Disney Tarot: The Death

The Death might be the most feared card in Tarot, but frankly, there are other cards which have way more negative meanings than this one. I was therefore tempted to go for a more cheerful design, but ultimately decided to stay as true to mood of the card as possible. The end result looked like this:

 

13-The-Death

The elements are very different from the original card, which features an apocalypse-style skeleton on a horse, judging a group of people of all ages and different status. In the background, a boat floats down the river, akin to the mythological boats escorting the dead to the afterlife, while the sun sets between two towers one the horizon. I aimed more to capture the mood of the card while also adding elements which would properly symbolize its meaning.

The skeleton as the messenger of death is here represented by the Evil Queen on a mission to deliver death to someone else. Though she doesn’t really stand for death itself, since she is not armoured against the same fate she wishes on Snow White. Everything and everyone is fated to end, regardless of age, status or power. I have reflected this in the card by adding the two vultures, already waiting for an opportunity to feast on what is the dominant figure of the card. As powerful as the Evil Queen is at the beginning of the movie, at the end of the day she is unable to escape death (by heavenly intervention no less).

But the core meaning of The Death is always change, transformation, transition, something has to end to make room for something new. Well, the transformation aspect is shown in the card very literally by referencing to the transformation the Evil Queen undergoes to reach her goal, but also suggested figuratively if you consider that her ending Snow White’s life will eventually lead to Snow White waking up to a new beginning for her.

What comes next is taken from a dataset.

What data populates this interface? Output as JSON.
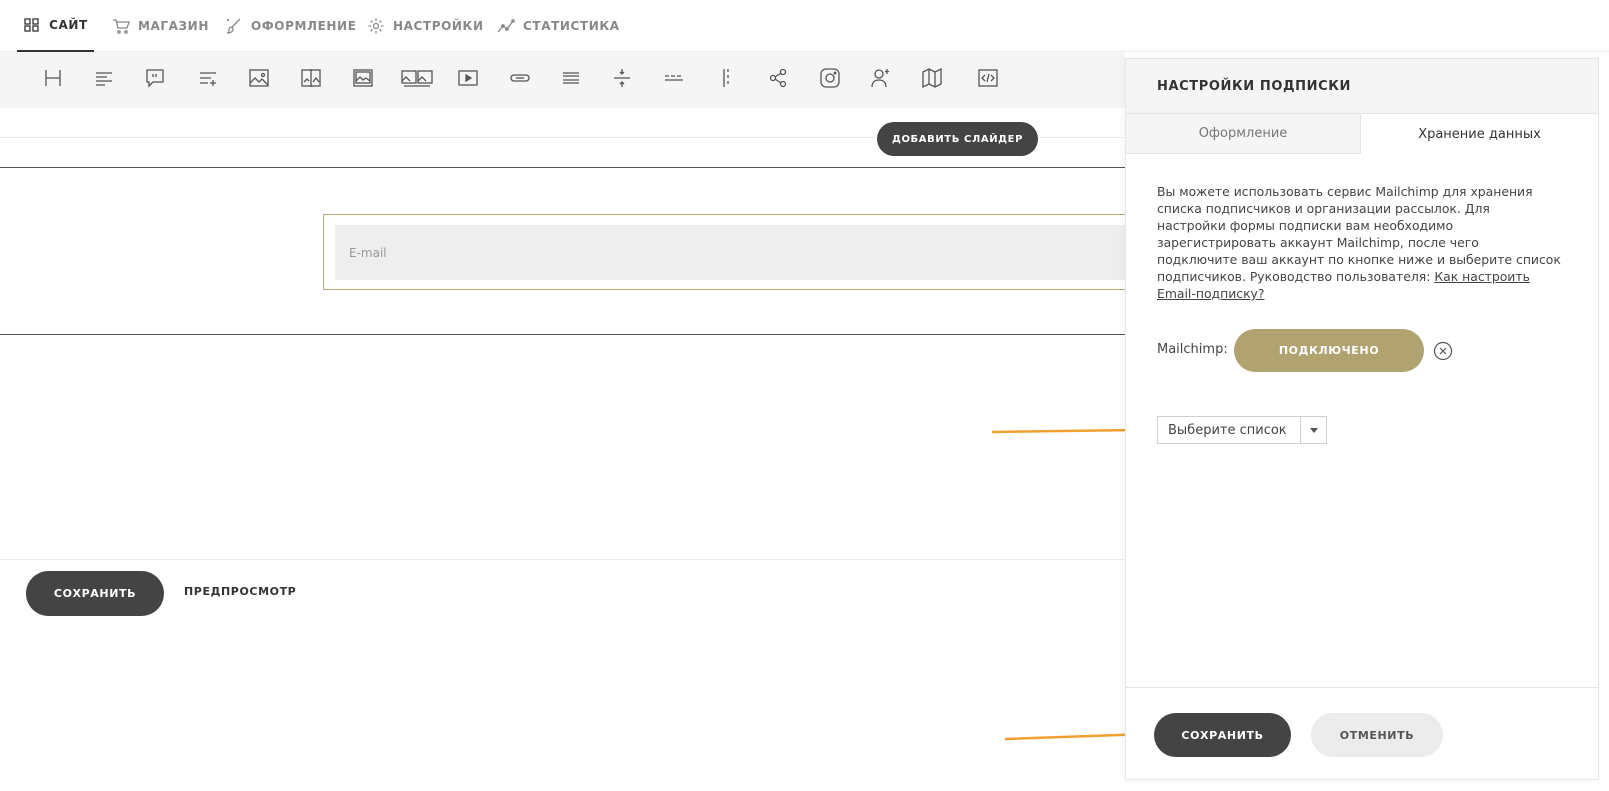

The Evil Queen also symbolises perfectly the reverse meaning of the card. In this position it stands for the inability to move forward, the repetition of negative pattern and the fear of change. The Evil Queens obsession with staying the most beautiful above everything else instead of accepting the passage of time and the existence of Snow White is what leads to her downfall in the end. She had everything, and she lost it because she couldn’t accept reality.

To summon this up: The Death doesn’t stand for a literal death, and frankly, it would be utterly irresponsible to read anything along the line out of the cards, ever. I can’t stress this enough. Tarot can be a tool of reflection, but it can do serious harm to people who attach some prophetic meaning to the cards. Telling such a person that they are fated to die will have a huge psychological impact on a person. Nor would it in any way reflect the spirit of the card.

 

 

 


Disney Tarot: The Hanged Man

For The Hanged Man, I didn’t pick a picture which is from a Disney movie. Instead I went to the promotional material. Because the card immediately reminded me of this:

 

12-The-Hanged-Man

The only thing which doesn’t quite fit is Eugene’s impression. The Hanged Man is supposed to look serene, like someone who chose his fate rather than a martyr. Serenity isn’t exactly in the nature of the great Flynn Rider. But he also happens to be the character who fits the meaning of the card the best, since The Hanged Man indicates someone being at a crossroad. Often it is about letting go of a goal or way of life you have in favour of something new. I even put the two options Eugene faces into the card: The crown stands for his old life as Flynn Rider, which is all about becoming rich eventually, the lanterns stand for his new dream, being with Rapunzel. They also happen to reflect nicely the halo from the original card, which symbolises new insight, awareness and enlightenment.

Ironically when you see the card in reverse, The Hanged Man tends to look even more trapped. The bonds which previously kept him from falling are now just looking restrictive. In this position the card stands for delays and for indecision, for someone holding onto a fantasy and hence overlooking what is truly desirable in life. Or, to put it differently, it says: “Your dream stinks!”